The Financial Services Authority (FSA) has tightened rules aimed to stop borrowers taking out mortgages that they can’t afford and prevent previous irresponsible lending.
The administrative changes, which come into force in April 2014, follow a mortgage market review consultation paper published in December that proposed that non-advised sales should be banned in cases where there was any form of “interactive dialogue” between a customer and a lender.
Martin Wheatley, managing director of the FSA, said: “These new rules will help create a more sustainable market that works well for everyone, whether they are a borrower or a lender.”
Wheatley is “very confident” that the rules are “proportionate and sensible, and will create a more sustainable mortgage market where consumers are put at the heart of every decision”.
The measures will ensure that lenders will need to consider a borrower’s income and outgoings. In addition, interest-only mortgages will only be offered to those with a firm repayment plan, rather than those relying on hopes that house prices will rise.
Therules will affect the nine million UK households that have a mortgage as well as many people in the rental sector who are already struggling to buy a home.
The FSA has cut the income limit of a high-net-worth mortgage customer from £1m to £300,000 and has recognised that borrowers in this bracket will be able to opt-out of receiving advice.
“We want borrowers to feel confident that poor practices of the past, which led to hardship and anxiety, are not repeated.
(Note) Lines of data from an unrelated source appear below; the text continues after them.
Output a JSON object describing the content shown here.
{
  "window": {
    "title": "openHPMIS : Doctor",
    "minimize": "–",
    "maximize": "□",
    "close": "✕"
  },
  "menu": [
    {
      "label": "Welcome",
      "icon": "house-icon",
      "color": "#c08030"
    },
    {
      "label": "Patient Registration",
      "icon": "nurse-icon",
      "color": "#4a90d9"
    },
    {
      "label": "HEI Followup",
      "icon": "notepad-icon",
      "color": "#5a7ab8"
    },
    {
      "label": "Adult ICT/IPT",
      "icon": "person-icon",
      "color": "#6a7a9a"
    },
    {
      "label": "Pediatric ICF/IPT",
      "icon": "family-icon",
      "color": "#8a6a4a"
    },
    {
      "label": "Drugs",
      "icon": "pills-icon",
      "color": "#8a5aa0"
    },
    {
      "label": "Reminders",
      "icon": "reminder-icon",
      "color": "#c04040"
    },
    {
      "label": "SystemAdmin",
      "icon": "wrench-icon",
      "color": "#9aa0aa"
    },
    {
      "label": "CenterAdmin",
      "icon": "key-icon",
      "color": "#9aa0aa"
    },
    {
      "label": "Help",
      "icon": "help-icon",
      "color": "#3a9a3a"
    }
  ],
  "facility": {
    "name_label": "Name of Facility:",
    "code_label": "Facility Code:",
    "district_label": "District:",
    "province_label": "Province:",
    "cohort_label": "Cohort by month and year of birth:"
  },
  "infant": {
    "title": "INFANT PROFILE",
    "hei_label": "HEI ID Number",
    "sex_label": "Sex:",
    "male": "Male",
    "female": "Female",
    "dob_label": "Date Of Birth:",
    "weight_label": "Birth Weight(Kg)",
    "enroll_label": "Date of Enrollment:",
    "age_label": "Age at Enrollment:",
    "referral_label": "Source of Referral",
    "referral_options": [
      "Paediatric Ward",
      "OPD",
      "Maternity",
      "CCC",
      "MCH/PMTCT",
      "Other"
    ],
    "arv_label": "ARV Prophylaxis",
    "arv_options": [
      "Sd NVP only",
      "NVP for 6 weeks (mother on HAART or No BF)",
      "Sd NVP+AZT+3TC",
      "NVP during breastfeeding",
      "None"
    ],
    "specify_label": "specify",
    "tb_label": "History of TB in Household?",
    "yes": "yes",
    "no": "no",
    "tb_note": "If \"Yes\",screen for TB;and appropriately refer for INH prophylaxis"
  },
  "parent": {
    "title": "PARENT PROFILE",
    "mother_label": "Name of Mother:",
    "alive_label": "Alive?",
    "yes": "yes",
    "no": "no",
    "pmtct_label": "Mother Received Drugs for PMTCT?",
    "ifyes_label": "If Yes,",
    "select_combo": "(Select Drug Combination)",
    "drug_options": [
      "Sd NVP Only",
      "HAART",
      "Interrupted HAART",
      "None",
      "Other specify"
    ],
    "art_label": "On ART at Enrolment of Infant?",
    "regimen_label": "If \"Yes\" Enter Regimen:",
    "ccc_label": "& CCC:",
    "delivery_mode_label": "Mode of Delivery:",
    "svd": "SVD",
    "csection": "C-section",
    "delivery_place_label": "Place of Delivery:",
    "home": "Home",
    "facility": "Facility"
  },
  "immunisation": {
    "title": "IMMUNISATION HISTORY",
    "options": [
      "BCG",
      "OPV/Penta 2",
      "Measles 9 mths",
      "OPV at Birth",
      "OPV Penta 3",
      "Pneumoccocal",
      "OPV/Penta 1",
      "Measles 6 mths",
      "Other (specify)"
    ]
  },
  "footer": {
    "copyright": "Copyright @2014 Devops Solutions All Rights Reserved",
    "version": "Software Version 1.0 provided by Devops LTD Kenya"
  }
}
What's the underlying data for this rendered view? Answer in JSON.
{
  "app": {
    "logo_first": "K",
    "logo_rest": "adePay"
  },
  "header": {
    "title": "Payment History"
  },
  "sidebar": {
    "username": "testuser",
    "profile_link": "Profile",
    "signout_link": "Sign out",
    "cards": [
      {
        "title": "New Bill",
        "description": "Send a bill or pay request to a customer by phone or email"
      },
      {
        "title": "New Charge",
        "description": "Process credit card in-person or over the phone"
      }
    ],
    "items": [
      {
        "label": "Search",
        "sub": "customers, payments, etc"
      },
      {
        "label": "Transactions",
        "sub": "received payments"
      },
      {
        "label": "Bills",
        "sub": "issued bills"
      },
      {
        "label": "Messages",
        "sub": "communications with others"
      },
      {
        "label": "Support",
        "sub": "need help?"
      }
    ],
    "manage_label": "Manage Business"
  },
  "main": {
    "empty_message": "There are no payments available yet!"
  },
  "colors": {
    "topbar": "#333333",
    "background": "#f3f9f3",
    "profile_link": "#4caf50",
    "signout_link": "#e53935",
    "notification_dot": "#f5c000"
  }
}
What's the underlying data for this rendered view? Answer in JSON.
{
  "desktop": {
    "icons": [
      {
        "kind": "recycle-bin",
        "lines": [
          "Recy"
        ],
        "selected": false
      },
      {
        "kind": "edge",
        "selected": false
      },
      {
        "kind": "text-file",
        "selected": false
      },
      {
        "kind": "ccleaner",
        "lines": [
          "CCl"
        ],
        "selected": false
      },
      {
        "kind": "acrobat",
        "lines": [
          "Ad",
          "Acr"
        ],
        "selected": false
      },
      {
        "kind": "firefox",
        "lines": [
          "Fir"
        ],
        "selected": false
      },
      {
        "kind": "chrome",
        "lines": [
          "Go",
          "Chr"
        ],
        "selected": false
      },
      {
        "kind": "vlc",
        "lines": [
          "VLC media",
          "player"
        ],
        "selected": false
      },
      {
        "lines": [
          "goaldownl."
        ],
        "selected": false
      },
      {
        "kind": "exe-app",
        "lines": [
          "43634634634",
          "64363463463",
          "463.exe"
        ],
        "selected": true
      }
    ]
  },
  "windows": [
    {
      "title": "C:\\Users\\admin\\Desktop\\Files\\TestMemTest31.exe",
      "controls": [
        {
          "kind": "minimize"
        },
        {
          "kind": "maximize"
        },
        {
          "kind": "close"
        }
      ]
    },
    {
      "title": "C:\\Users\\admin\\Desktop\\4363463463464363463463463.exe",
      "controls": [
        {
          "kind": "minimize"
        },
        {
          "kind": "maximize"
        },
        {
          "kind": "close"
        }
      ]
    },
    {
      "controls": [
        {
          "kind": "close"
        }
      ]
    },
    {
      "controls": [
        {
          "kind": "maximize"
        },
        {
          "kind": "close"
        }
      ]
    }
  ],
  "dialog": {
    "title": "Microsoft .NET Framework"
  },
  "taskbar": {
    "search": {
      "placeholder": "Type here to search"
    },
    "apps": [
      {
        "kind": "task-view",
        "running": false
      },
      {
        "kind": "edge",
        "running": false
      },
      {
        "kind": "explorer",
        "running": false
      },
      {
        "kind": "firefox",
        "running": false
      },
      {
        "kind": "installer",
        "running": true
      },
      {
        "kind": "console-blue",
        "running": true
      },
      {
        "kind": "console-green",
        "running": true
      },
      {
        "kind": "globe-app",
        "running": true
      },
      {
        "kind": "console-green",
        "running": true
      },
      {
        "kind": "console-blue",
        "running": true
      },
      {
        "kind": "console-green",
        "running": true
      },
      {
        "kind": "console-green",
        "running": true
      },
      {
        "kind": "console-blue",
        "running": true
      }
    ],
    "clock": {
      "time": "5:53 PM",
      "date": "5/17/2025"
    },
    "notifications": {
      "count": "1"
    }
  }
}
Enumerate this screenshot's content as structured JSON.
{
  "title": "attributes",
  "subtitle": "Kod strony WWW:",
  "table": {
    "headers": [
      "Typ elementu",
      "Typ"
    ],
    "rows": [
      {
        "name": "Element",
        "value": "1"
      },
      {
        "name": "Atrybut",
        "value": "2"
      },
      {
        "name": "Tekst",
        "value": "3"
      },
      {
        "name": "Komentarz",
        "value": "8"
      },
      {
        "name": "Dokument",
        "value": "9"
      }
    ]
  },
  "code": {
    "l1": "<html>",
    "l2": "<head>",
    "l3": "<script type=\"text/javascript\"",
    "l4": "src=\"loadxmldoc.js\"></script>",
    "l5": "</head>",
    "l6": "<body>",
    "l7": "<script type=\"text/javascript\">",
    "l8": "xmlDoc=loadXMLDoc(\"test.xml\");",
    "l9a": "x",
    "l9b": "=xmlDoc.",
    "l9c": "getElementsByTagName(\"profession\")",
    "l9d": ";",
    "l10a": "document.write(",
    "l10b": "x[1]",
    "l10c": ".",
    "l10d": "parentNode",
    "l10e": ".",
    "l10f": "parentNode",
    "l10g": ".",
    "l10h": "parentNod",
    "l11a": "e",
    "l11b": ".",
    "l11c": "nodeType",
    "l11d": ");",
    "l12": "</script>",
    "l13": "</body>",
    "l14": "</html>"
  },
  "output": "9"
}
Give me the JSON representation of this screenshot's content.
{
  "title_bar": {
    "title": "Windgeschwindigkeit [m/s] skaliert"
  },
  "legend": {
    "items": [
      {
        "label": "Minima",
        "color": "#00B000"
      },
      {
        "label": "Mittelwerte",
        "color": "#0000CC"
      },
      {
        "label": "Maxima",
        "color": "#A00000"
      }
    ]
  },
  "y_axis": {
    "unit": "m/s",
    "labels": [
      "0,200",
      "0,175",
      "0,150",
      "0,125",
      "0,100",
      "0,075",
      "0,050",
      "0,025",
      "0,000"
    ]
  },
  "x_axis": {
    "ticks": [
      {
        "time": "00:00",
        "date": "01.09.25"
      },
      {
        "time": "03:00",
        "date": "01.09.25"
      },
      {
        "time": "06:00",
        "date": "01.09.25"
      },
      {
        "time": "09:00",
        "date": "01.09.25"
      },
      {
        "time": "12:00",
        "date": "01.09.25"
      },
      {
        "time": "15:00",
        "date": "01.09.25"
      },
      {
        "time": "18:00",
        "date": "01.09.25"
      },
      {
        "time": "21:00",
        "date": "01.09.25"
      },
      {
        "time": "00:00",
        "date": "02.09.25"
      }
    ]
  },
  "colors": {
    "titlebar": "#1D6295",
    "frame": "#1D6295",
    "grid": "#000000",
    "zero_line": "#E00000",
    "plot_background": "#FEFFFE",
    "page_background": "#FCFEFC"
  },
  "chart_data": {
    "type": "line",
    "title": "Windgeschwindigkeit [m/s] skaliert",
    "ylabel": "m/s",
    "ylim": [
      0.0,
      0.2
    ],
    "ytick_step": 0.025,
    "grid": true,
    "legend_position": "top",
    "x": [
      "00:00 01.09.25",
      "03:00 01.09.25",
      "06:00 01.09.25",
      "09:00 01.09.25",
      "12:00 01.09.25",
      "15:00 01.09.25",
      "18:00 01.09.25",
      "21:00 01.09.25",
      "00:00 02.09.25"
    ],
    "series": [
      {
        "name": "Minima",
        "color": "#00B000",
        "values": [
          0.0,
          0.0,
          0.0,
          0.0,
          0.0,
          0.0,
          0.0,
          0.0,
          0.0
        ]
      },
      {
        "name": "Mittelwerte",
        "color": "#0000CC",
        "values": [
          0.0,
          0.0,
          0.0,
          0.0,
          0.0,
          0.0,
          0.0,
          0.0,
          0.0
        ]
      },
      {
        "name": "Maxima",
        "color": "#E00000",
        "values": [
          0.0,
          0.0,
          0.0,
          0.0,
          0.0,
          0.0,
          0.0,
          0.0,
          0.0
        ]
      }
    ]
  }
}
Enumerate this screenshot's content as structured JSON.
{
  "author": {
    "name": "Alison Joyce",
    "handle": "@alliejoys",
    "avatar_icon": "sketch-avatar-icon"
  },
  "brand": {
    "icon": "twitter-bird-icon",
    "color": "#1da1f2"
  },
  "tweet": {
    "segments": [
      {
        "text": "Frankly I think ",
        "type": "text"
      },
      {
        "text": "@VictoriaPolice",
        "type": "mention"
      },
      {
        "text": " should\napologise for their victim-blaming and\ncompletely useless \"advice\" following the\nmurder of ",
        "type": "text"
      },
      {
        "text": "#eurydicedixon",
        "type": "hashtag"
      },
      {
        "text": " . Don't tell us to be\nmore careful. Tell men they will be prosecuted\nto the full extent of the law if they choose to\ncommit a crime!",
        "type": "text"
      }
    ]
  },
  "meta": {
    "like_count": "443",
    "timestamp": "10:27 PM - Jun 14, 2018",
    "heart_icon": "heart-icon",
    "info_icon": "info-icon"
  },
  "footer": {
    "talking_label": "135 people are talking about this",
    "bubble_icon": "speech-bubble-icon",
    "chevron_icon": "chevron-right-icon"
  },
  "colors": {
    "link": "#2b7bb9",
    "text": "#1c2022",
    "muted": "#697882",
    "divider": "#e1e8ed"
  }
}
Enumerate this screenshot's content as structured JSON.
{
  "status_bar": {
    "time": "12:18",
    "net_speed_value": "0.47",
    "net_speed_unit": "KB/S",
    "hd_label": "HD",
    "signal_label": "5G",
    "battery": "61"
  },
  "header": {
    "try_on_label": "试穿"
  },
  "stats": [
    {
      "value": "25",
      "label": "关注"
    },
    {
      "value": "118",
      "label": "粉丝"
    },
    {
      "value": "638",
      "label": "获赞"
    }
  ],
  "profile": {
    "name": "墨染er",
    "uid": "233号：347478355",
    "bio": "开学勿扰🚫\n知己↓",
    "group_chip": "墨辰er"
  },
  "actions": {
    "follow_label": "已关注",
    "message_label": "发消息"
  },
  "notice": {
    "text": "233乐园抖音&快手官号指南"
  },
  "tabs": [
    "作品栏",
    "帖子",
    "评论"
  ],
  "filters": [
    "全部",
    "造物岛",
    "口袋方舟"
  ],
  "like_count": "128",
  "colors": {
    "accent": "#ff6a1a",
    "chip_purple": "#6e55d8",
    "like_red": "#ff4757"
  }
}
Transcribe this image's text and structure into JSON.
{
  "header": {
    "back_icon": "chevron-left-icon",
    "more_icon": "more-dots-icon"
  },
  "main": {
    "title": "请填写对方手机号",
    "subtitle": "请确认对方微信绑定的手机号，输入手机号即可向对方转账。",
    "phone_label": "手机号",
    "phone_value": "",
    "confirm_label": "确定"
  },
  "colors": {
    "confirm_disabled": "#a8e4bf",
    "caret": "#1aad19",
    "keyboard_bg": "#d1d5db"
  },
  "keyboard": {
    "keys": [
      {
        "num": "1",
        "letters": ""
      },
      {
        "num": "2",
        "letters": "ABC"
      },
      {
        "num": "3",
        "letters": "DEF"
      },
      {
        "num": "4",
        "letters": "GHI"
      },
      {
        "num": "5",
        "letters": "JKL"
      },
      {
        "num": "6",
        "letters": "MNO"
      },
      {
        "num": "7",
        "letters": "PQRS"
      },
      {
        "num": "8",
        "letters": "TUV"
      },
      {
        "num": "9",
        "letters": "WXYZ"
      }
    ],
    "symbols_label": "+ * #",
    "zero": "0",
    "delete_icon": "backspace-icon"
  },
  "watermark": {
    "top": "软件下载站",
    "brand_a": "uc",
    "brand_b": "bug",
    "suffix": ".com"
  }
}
At the heart of the new measures is an affordability test to check borrowers can meet the repayments of the mortgage they want,” added Wheatley.